[Episcopal News Service] Presiding Bishop Katharine Jefferts Schori announced May 1 that she and Episcopal Diocese of Maryland Bishop Suffragan Heather Cook have reached an agreement that deprives her of her status as an ordained person in The Episcopal Church; moreover, that announcement came on the same day that Cook resigned her diocesan post.
Cook is scheduled to go on trial in June for allegedly causing the Dec. 27 car-bicycle accident in Baltimore that killed bicyclist Thomas Palermo. The simultaneous May 1 announcements do not involve the legal proceedings against Cook, but they do end all ecclesiastical disciplinary matters pending against her.
Maryland Bishop Eugene Taylor Sutton had placed Cook on administrative leave shortly after the accident. Jefferts Schori restricted her ministry on Feb. 10
The statement from the Office of the Presiding Bishop is here and below.
“Pursuant to Title IV of the Canons of The Episcopal Church, the Presiding Bishop and Bishop Cook have reached an Accord. Under the terms of the Accord, Bishop Cook will receive a Sentence of Deposition, pursuant to which she shall be ‘deprived of the right to exercise the gifts and spiritual authority of God’s word and sacraments conferred at ordination.’
“As such, Cook will no longer function as an ordained person in The Episcopal Church.
“The Accord resolves all ecclesiastical disciplinary matters involving Cook.
“This Accord is separate from any resolution of employment matters involving Cook and the Diocese of Maryland as well as from criminal matters pending in the secular courts.”
The statement from the Diocese of Maryland is here and below.
“The Rt. Rev. Eugene Taylor Sutton and the Standing Committee of the Episcopal Diocese of Maryland today announced the acceptance of the resignation of Heather E. Cook as bishop suffragan of the Episcopal Diocese of Maryland. This means that Cook is no longer employed by the diocese. The acceptance of Cook’s resignation is independent of any Title IV disciplinary action taken by the Episcopal Church.”
In late January, the Maryland Standing Committee and Sutton asked Cook to resign as an employee of the diocese.
A Baltimore grand jury indicted Cook Feb. 4 on 13 counts for allegedly causing the Dec. 27 car-bicycle accident.
Five of the charges listed in the indictment by a Baltimore City grand jury come in addition to those Cook has faced since being charged Jan. 9 with four criminal offenses and four traffic violations.
The grand jury had added charges of driving while under the influence of alcohol per se (a “per se” DUI charge involves drivers whose blood alcohol limit is above the .08% legal limit and can be charged with drunk driving even if their ability to drive does not appear to be impaired), driving under the impairment of alcohol, texting while driving, reckless driving and negligent driving.

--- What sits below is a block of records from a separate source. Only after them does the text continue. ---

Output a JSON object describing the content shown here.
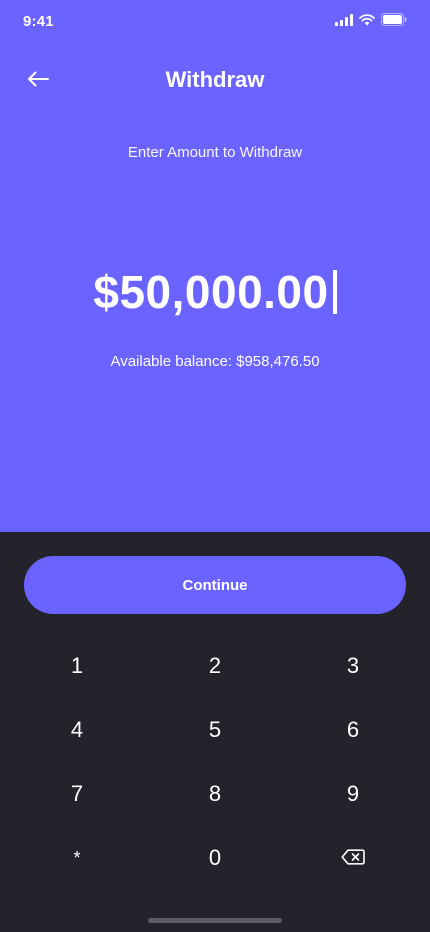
{
  "status_bar": {
    "time": "9:41",
    "icons": [
      "signal-icon",
      "wifi-icon",
      "battery-icon"
    ]
  },
  "header": {
    "title": "Withdraw",
    "back_icon": "arrow-left-icon"
  },
  "prompt": "Enter Amount to Withdraw",
  "amount": "$50,000.00",
  "balance_text": "Available balance: $958,476.50",
  "continue_label": "Continue",
  "keypad": {
    "keys": [
      [
        "1",
        "2",
        "3"
      ],
      [
        "4",
        "5",
        "6"
      ],
      [
        "7",
        "8",
        "9"
      ],
      [
        "*",
        "0",
        ""
      ]
    ],
    "delete_icon": "backspace-icon"
  },
  "colors": {
    "accent": "#6b63ff",
    "keypad_bg": "#22232b",
    "text": "#ffffff"
  }
}
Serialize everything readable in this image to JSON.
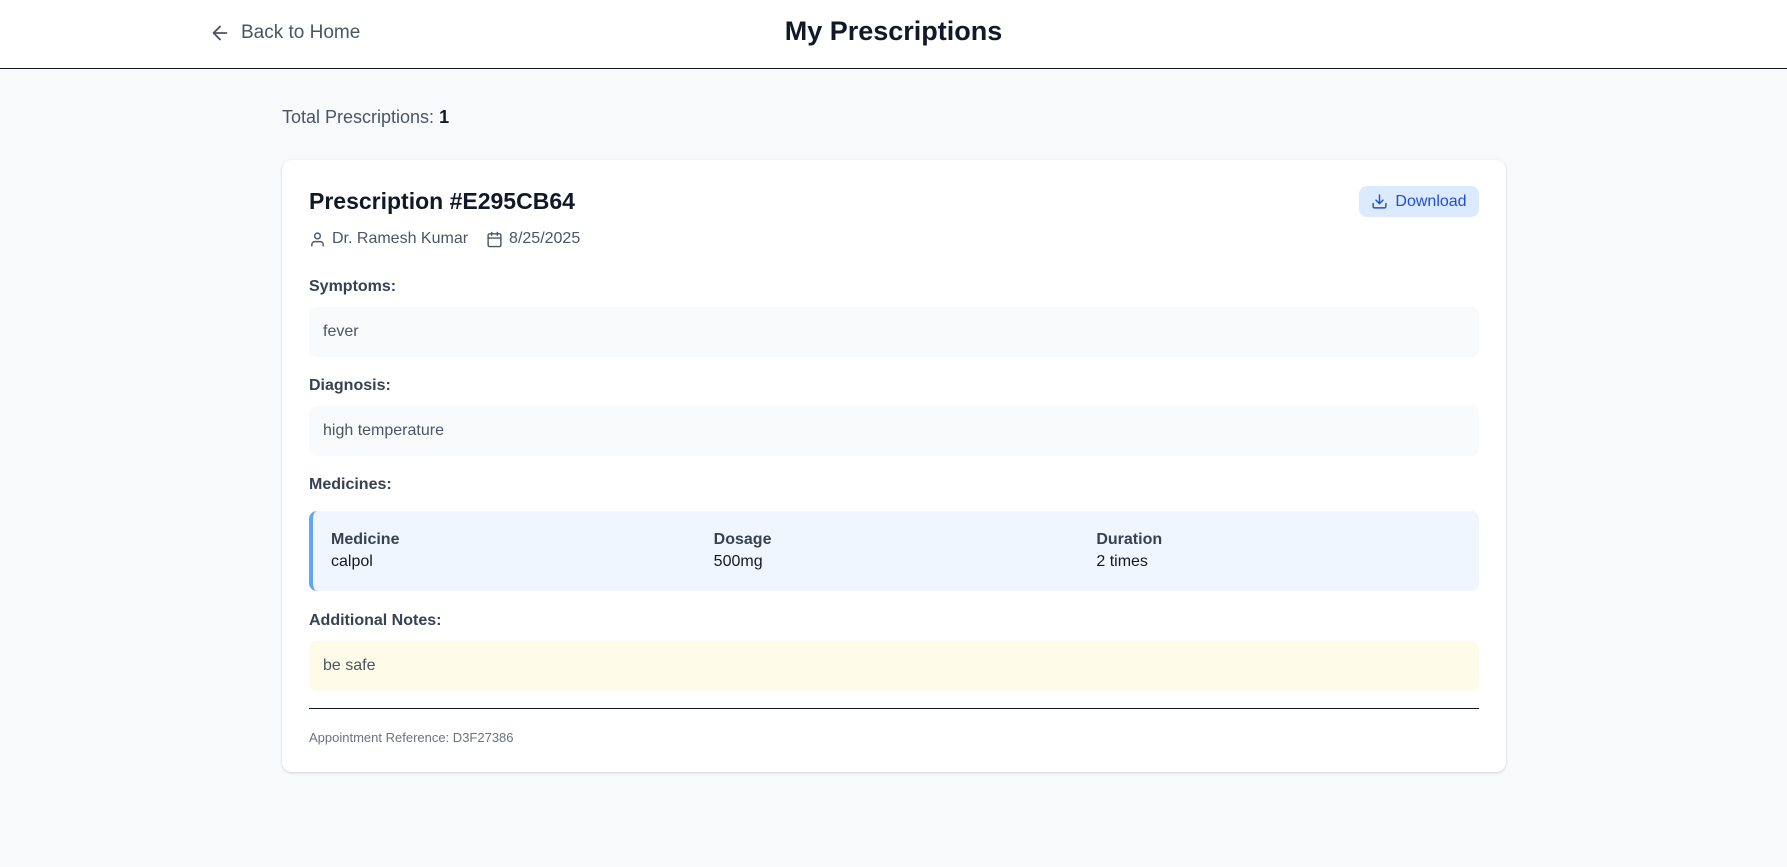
{
  "header": {
    "back_label": "Back to Home",
    "title": "My Prescriptions"
  },
  "summary": {
    "total_label": "Total Prescriptions:",
    "total_value": "1"
  },
  "prescription": {
    "title": "Prescription #E295CB64",
    "doctor": "Dr. Ramesh Kumar",
    "date": "8/25/2025",
    "download_label": "Download",
    "symptoms_label": "Symptoms:",
    "symptoms": "fever",
    "diagnosis_label": "Diagnosis:",
    "diagnosis": "high temperature",
    "medicines_label": "Medicines:",
    "medicines_headers": [
      "Medicine",
      "Dosage",
      "Duration"
    ],
    "medicines": [
      {
        "name": "calpol",
        "dosage": "500mg",
        "duration": "2 times"
      }
    ],
    "notes_label": "Additional Notes:",
    "notes": "be safe",
    "reference": "Appointment Reference: D3F27386"
  },
  "icons": {
    "back": "arrow-left-icon",
    "doctor": "user-icon",
    "date": "calendar-icon",
    "download": "download-icon"
  },
  "colors": {
    "accent": "#1d4ed8",
    "download_bg": "#dbeafe",
    "medicine_bg": "#eff6ff",
    "medicine_border": "#60a5fa",
    "notes_bg": "#fefce8",
    "page_bg": "#f8f9fb"
  }
}
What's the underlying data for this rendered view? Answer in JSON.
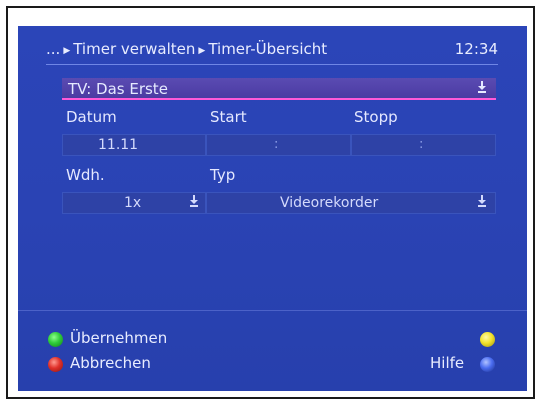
{
  "header": {
    "breadcrumb_prefix": "...",
    "breadcrumb_1": "Timer verwalten",
    "breadcrumb_2": "Timer-Übersicht",
    "clock": "12:34"
  },
  "channel": {
    "value": "TV: Das Erste"
  },
  "schedule": {
    "datum_label": "Datum",
    "start_label": "Start",
    "stopp_label": "Stopp",
    "datum_value": "11.11",
    "start_value": ":",
    "stopp_value": ":"
  },
  "repeat": {
    "wdh_label": "Wdh.",
    "typ_label": "Typ",
    "wdh_value": "1x",
    "typ_value": "Videorekorder"
  },
  "footer": {
    "accept_label": "Übernehmen",
    "cancel_label": "Abbrechen",
    "help_label": "Hilfe"
  },
  "colors": {
    "background": "#2a43b4",
    "highlight_underline": "#ff5ad8",
    "green_key": "#2ecc3a",
    "red_key": "#e0302a",
    "yellow_key": "#f2e22a",
    "blue_key": "#4a6cf0"
  },
  "icons": {
    "dropdown": "download-arrow-icon"
  }
}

The original Jan. 9 criminal charges included manslaughter by vehicle, criminal negligent manslaughter by vehicle, homicide by driving a motor vehicle while under the influence of alcohol per se and homicide by driving a motor vehicle while impaired by alcohol.
The traffic charges filed on Jan. 9 included failing to remain at an accident resulting in death, failing to remain at the scene of an accident resulting in serious bodily injury, using a text messaging device while driving causing an accident with death or serious injury, and driving under the influence of alcohol. The grand jury added to the two failure-to-stop offenses a charge of failure to stop the vehicle as close as possible to the scene of an accident.
The failing to remain at an accident resulting in serious bodily injury and the failing to remain at an accident resulting in death are both felony charges.
Cook appeared in court on the charges for the first time April 2 during an arraignment in Baltimore Circuit Court, according to court records. Because she accepted a trial date (June 4) “there’s an inferential plea of not guilty to all the charges,” David Irwin, one of Cook’s attorneys, told reporters outside the courthouse after the arraignment.
Irwin told Episcopal News Service on May 1 that there was been no resolution to the legal charges against Cook. “We hope to make progress in resolving the case, but we’re still involved in the discovery process and in the evaluation process,” he said, referring to the pre-trial process
in which both sides exchange information about the witnesses and evidence they’ll present at trial.
Cook faces a combined maximum penalty of at least 39 years in prison and a $39,000 fine, depending on whether her 2010 arrest and subsequent “probation before judgment” sentence is considered a first offense for any sentence she might receive if she were convicted of the charges of driving under the influence of alcohol and/or driving while under the influence of alcohol per se.
Cook, who is free on $2.5 million bail, “is still in treatment,” according to Irwin. She has been living in a drug and alcohol treatment facility since shortly after the accident.
– The Rev. Mary Frances Schjonberg is an editor/reporter for the Episcopal News Service.